Due to Gen Y’s size, about 80 million, and its age range, 7-25 year olds, Tim Buche, president of the Motorcycle Industry Council (MIC), says many marketers are looking at the group in
several segments. The youngest subgroup is
7-12 years old, and they make up about a third of Gen Y.
The youngest group should be reached through dirt bikes and those riders’ families. “That’s a challenge for dealerships because you have to market through parents,” he said.
Another third of Gen Y are in their teens, and the final third are young adults, about
18-25 year olds. “If you’re looking at the older ages in Gen Y, you’re working directly with them,” Buche said. “It might just be fun, economical transportation for teens and young adults. How do you market to young adults who want to have the experience but may not have the discretionary time or income at that moment? Recognizing that not everyone coming through the door is looking for a 600cc sport bike.”
The first step in marketing to this younger generation is recognizing that dealership staff might not be familiar with the wants of these new riders.

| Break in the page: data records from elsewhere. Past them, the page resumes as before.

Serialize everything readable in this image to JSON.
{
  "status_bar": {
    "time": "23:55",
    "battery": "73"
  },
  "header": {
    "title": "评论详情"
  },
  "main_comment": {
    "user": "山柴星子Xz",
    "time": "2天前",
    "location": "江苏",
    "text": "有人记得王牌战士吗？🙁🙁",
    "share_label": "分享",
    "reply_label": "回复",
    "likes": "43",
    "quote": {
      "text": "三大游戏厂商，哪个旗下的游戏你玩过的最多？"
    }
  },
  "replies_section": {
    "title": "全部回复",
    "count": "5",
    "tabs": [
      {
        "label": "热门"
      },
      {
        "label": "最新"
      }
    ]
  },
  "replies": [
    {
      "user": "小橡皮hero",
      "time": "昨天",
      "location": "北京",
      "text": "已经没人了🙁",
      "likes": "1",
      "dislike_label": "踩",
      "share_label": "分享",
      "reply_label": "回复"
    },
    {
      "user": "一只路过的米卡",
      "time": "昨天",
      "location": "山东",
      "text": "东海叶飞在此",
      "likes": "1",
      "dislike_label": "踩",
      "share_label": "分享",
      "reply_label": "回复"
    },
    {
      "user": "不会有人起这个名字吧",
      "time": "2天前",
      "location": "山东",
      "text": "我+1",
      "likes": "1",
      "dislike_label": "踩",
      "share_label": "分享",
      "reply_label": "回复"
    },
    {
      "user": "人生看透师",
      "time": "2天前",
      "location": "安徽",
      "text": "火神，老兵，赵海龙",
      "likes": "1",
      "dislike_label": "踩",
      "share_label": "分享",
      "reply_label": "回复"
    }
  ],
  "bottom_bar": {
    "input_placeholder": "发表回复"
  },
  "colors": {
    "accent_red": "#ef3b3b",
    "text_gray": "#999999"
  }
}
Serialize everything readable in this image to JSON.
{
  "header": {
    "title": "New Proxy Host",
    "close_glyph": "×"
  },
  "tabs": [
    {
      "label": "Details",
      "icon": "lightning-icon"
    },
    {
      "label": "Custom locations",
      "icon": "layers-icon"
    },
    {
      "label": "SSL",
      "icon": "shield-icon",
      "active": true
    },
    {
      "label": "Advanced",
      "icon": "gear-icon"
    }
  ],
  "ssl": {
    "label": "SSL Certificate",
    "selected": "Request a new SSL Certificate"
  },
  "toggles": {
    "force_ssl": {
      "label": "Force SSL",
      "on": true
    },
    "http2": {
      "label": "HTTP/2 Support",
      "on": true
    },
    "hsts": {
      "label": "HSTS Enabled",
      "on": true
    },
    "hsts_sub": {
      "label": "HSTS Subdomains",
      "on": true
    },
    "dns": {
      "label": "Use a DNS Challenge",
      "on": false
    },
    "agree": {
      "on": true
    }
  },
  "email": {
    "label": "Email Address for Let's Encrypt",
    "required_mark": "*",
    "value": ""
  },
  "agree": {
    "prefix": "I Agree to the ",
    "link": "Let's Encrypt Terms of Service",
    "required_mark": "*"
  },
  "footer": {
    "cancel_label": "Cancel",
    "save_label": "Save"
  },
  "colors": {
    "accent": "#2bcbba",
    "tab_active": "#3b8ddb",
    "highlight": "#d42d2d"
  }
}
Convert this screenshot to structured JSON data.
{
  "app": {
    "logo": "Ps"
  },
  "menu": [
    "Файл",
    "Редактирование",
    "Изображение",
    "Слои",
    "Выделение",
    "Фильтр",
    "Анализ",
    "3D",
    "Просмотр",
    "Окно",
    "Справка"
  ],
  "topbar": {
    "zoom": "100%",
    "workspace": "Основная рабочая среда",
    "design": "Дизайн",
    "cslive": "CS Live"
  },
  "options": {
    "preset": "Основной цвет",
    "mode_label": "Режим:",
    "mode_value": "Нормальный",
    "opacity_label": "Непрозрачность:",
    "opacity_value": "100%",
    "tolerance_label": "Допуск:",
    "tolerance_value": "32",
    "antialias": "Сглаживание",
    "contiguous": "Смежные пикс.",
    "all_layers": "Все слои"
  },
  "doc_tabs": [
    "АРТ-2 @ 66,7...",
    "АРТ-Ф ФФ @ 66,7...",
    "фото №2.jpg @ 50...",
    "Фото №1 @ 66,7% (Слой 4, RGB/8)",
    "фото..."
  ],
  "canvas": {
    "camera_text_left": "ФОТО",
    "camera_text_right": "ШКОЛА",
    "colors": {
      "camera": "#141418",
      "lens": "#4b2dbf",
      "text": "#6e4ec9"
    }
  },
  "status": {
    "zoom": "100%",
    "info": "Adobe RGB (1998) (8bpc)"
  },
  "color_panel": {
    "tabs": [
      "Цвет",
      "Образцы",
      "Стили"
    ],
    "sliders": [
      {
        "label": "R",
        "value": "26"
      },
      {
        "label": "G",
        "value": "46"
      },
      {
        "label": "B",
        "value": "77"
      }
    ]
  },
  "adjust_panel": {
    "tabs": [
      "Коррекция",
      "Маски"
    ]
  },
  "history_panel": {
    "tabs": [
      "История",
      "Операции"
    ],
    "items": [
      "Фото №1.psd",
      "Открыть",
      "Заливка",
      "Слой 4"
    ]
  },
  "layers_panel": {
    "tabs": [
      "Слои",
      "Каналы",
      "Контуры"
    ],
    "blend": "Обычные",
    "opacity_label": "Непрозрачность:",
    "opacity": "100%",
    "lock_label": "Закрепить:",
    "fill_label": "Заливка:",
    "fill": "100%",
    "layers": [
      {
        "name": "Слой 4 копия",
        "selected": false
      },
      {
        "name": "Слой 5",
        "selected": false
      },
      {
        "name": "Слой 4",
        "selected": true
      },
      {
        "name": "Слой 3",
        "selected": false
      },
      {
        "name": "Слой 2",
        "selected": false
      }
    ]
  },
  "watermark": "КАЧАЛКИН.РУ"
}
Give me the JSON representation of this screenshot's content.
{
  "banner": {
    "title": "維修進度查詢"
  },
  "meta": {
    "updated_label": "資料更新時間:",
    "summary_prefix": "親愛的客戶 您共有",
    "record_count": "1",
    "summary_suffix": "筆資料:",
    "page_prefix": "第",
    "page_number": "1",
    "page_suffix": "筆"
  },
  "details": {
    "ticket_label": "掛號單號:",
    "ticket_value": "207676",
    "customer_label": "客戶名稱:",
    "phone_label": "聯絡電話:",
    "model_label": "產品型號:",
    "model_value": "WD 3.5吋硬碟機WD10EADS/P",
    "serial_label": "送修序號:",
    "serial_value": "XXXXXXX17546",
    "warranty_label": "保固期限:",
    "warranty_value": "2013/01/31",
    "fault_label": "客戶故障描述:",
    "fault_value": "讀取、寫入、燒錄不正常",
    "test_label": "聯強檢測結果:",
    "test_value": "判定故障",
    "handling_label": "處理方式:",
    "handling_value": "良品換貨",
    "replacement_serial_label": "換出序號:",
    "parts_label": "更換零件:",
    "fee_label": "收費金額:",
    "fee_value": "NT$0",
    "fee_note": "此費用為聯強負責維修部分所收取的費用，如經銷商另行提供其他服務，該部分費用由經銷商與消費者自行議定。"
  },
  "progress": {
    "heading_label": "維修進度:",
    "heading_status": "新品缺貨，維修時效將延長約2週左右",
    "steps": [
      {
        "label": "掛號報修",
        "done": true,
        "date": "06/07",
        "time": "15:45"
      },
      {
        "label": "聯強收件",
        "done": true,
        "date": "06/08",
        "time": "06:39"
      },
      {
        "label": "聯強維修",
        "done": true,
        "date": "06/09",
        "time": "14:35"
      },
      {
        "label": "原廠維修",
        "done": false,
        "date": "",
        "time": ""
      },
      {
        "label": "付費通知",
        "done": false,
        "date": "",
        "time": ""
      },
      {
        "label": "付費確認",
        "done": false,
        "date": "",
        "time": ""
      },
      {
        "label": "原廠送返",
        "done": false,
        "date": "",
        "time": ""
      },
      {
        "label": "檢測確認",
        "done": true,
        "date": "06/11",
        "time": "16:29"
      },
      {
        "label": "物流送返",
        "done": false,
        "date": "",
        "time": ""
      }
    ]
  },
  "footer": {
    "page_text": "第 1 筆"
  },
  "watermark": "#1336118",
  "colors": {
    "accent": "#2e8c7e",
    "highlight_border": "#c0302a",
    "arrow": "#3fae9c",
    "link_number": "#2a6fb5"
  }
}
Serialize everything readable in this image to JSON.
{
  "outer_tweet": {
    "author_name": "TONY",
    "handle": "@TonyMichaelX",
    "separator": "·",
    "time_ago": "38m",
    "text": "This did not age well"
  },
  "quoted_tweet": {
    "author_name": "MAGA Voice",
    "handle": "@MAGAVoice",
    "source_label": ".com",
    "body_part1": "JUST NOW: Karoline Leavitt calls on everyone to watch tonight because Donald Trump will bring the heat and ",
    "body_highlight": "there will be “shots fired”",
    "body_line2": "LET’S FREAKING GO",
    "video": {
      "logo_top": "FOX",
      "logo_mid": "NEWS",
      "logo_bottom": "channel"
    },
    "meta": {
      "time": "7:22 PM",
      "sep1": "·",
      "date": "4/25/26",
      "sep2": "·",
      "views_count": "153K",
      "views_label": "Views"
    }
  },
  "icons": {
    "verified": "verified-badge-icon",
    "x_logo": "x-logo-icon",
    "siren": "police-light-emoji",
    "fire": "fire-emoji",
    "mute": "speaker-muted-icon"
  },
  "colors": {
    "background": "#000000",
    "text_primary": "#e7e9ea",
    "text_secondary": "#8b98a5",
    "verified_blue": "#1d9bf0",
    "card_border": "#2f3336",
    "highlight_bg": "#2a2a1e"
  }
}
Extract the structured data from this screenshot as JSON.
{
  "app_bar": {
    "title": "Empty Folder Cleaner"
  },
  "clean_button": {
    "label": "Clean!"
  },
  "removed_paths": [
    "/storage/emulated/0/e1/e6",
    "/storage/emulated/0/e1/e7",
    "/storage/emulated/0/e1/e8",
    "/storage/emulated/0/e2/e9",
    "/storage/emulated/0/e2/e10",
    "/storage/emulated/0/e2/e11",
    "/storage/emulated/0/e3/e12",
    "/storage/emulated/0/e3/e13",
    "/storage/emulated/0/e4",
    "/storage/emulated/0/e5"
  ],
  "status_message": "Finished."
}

“It’s OK for some of us who have been around for awhile to acknowledge that we don’t know,” Buche said. “It’s important for other generations to try to understand and appreciate that there are differences. Rather than just do the research and take a run at, involve the target you’re seeking.
“That’s not just for youth. It’s for women, ethnics and other subset segments of consumers in your community,” he continued. “Gen Y probably best knows how to get to Generation Y.”
A couple of new ways to reach that group is through online media.
“Are you Tweeting?” asked Buche, referring to a free social messaging utility.
A marketing campaign the MIC started, RockMoto.com, aims to target Gen Y. “We’re looking for people who primarily like music and introducing them to videos and (motorcyclists) to talk about why they ride and what riding does for them. For them it’s about the experience. Our best advocates are our best customers.”
Some of the traditional marketing methods, however, are still effective, including motorcycle magazines. “They’re huge because people considering motorcycling, that’s an obvious, rich resource to go to,” Buche said. “You compliment what you do traditionally with the people you’re hiring who have friends in the Gen Y market. Motorcyclists are the best at inviting new riders into motorcycling.”
– Karin Gelschus
Copyright 2009 Powersports Business